Faculty

Program Director

Amelia Glaser

Amelia Glaser

Office: Literature 345
Phone: (858) 534-3809
Email: amglaser@ucsd.edu

Specific inquiries and requests regarding Jewish Studies Program funding, curriculum, collaborations, and the like should be submitted to the program director.


Core Faculty

Glaser

Associate Professor Amelia Glaser, Ph.D

Stanford University

Jewish Studies Program Director/Russian and Soviet Studies Program Director
Department of Literature: Russian Literature (19th and 20th Century), Modern Yiddish Literature, Comparative Literature, Cultural Studies, Transnational Jewish Literature, The Literatures of Ukraine
Office: LIT 345 Phone: (858) 534-3809
Email: amglaser@ucsd.edu

Amelia Glaser is an associate professor of Russian and comparative literature. Her work focuses on Jewish-Slavic literary exchange, and she has written extensively on Russian, Yiddish, and Ukrainian literature of the nineteenth and twentieth centuries. She is the author of Jews and Ukrainians: From the Shtetl Fair to the Petersburg Bookshop (Northwestern U.P., 2012), and the translator of Proletpen: America's Rebel Yiddish Poets (Wisconsin U.P., 2005). She is also currently the director of the Russian and Soviet Studies program.


Hertz

Professor Deborah Hertz, Ph.D.

University of Minnesota, 1979

Herman Wouk Chair in Modern Jewish Studies
Department of History: Jewish History, German History, and European Women’s History
Office: HSS 6024 Phone: (858) 534-5501
Email: dhertz@ucsd.edu
Web: deborahhertz.com

Deborah Hertz was trained in graduate school as a historian of Germany, with a focus on the late eighteenth century and on German Jewry.  She has written two books about conversion and assimilation among Jews in Germany, especially in Berlin.  Her current project is a history of radical Jewish women in Russia and Palestine. In that book-in-progress  she seeks to understand which of the modern political movements at the close of the nineteenth century offered greater personal and career satisfaction to young women eager to change the world.  Her teaching has addressed topics in modern Jewish history, including the Holocaust, Zionism and modern Israel, and the history of Jewish women and the Jewish family.  She is fascinated by the challenge of understanding the modern Jewish experience in the context of racism, religious tradition, and modern nationalism.  Professor Hertz enjoys bringing undergraduate students together with Holocaust survivors and the wider public engaged with history.  Along with Brian Schottlaender, University Librarian, she co-founded and co-directs the Holocaust Living History Workshop, which offers public programs throughout the year on the UCSD campus.

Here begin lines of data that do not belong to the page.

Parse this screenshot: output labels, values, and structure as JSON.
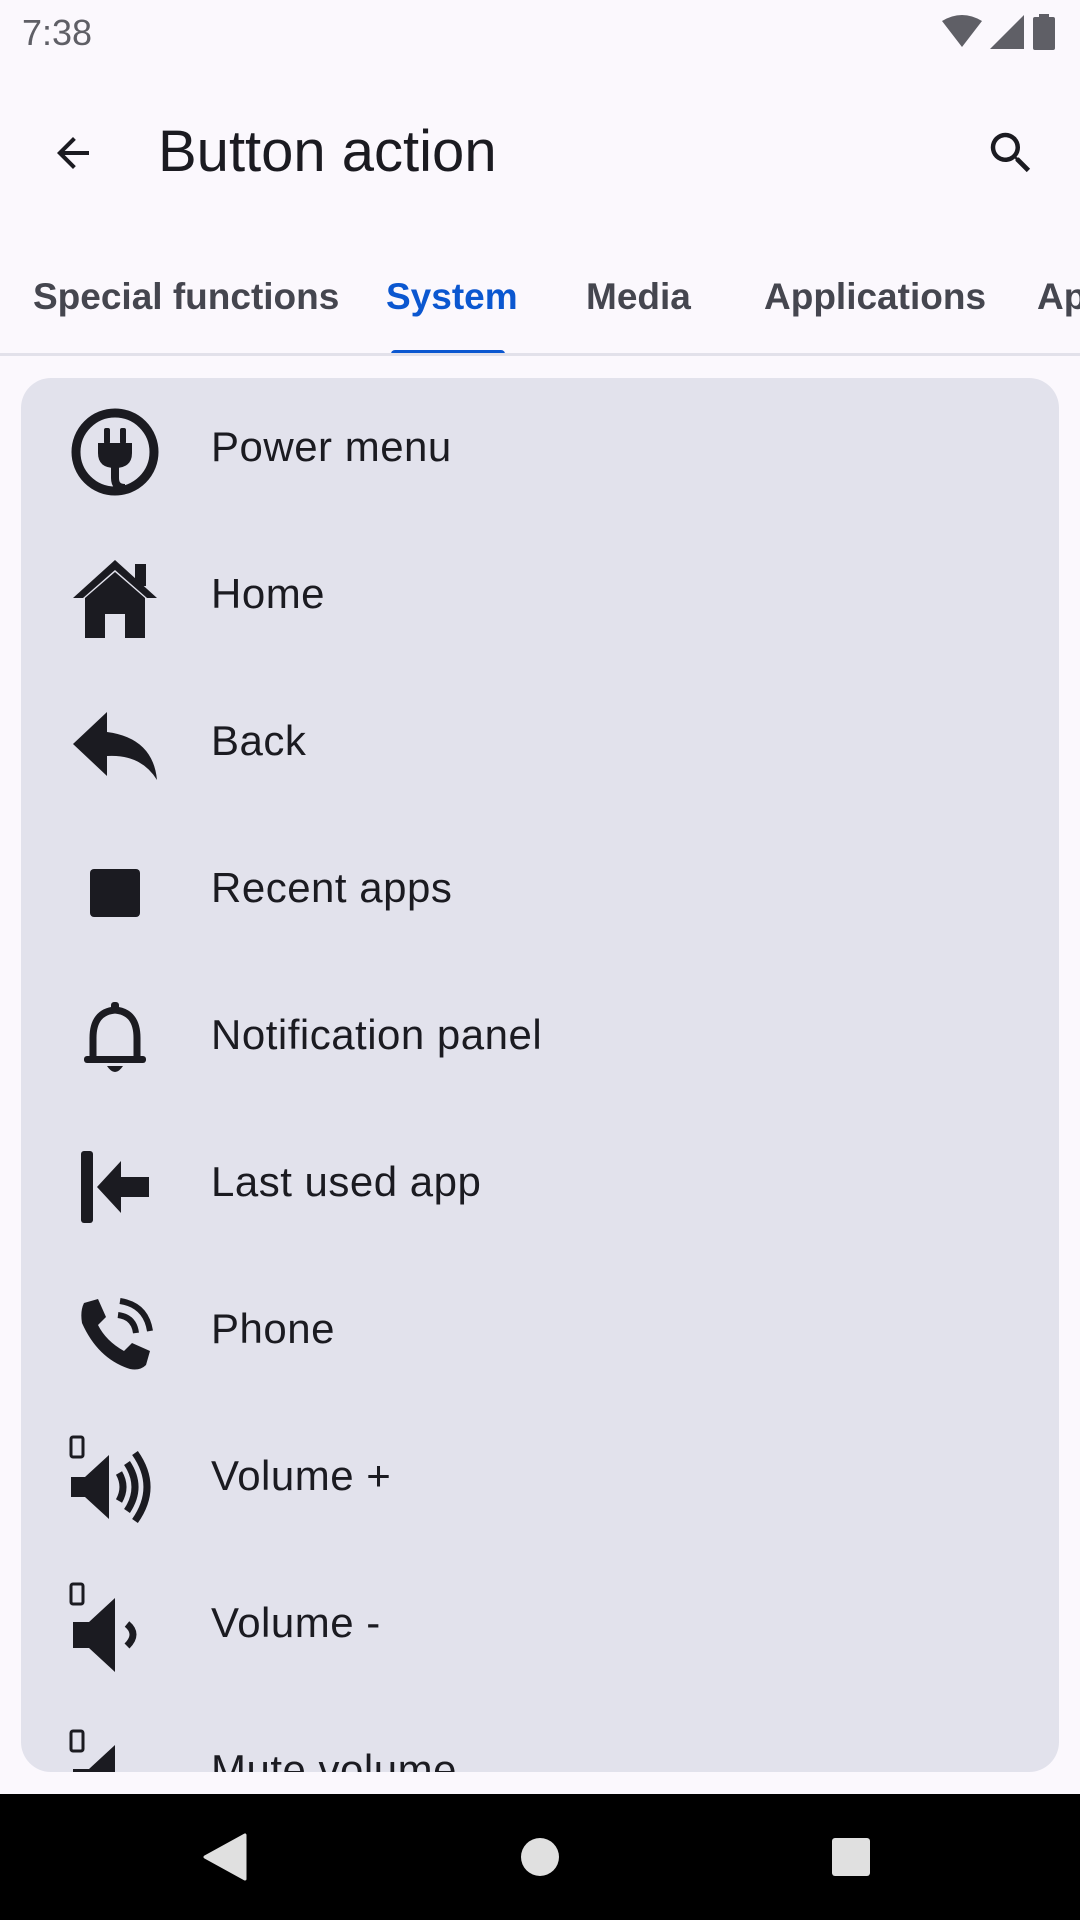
{
  "status_bar": {
    "time": "7:38"
  },
  "app_bar": {
    "title": "Button action"
  },
  "tabs": [
    {
      "label": "Special functions"
    },
    {
      "label": "System"
    },
    {
      "label": "Media"
    },
    {
      "label": "Applications"
    },
    {
      "label": "Ap"
    }
  ],
  "list": [
    {
      "label": "Power menu",
      "icon": "power-plug-icon"
    },
    {
      "label": "Home",
      "icon": "home-icon"
    },
    {
      "label": "Back",
      "icon": "reply-arrow-icon"
    },
    {
      "label": "Recent apps",
      "icon": "square-icon"
    },
    {
      "label": "Notification panel",
      "icon": "bell-icon"
    },
    {
      "label": "Last used app",
      "icon": "arrow-to-left-icon"
    },
    {
      "label": "Phone",
      "icon": "phone-icon"
    },
    {
      "label": "Volume +",
      "icon": "volume-up-icon"
    },
    {
      "label": "Volume -",
      "icon": "volume-down-icon"
    },
    {
      "label": "Mute volume",
      "icon": "volume-mute-icon"
    }
  ],
  "colors": {
    "accent": "#0b57d0",
    "card_background": "#e2e2ec",
    "page_background": "#fbf8fd"
  }
}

LampertWeissig

Professor Lisa Lampert-Weissig,Ph.D

UC Berkeley, 1996

Katzin Chair of Jewish Civilization
Department of Literature: English Literature, and Comparative Medieval Studies
Office: LIT 347 Phone: (858) 822-0204
Email: llampert@ucsd.edu

Lisa Lampert-Weissig is a specialist in medieval literature and culture with a particular interest in medieval Jewish-Christian relations and the history of anti-Semitism. She has published on representations of Jews and Judaism in literatures in Middle English, Old French and Middle High German as well as on modern German-Jewish literature and on representations of Jews and Judaism in contemporary U.S. culture. She is especially interested in engaging the enduring impact of medieval literature and culture in the contemporary world.


Levy

Professor Thomas Levy, Ph.D.

Sheffield University, 1981

Norma Kershaw Chair in the Archaeology of Ancient Israel and Neighboring Lands
Department of Anthropology: Archaeology of Israel
Office: SSB 292 Phone: (858) 534-2765
Email: tlevy@ucsd.edu
Web:http://anthro.ucsd.edu/%7etlevy/Archaeology_in_the_Levant/Home.html

Levy is a Levantine field archaeologist with interests in the role of technology, especially early mining and metallurgy, on social evolution from the beginnings of sedentism and the domestication of plants and animals in the Pre-Pottery Neolithic period (ca. 7500 BCE) to the rise of the first historic Levantine state level societies in the Iron Age (ca. 1200 – 500 BCE). Levy has been the principal investigator of many interdisciplinary archaeological field projects in Israel and Jordan that have been funded by the National Geographic Society, the National Endowment for the Humanities, National Science Foundation, and other organizations. Tom also conducts ethnoarchaeological research in India and is associate director of the Center of Interdisciplinary Science for Art, Architecture and Archaeology (CISA3) at the California Institute of Telecommunication and Information Technology (Calit2) at UCSD.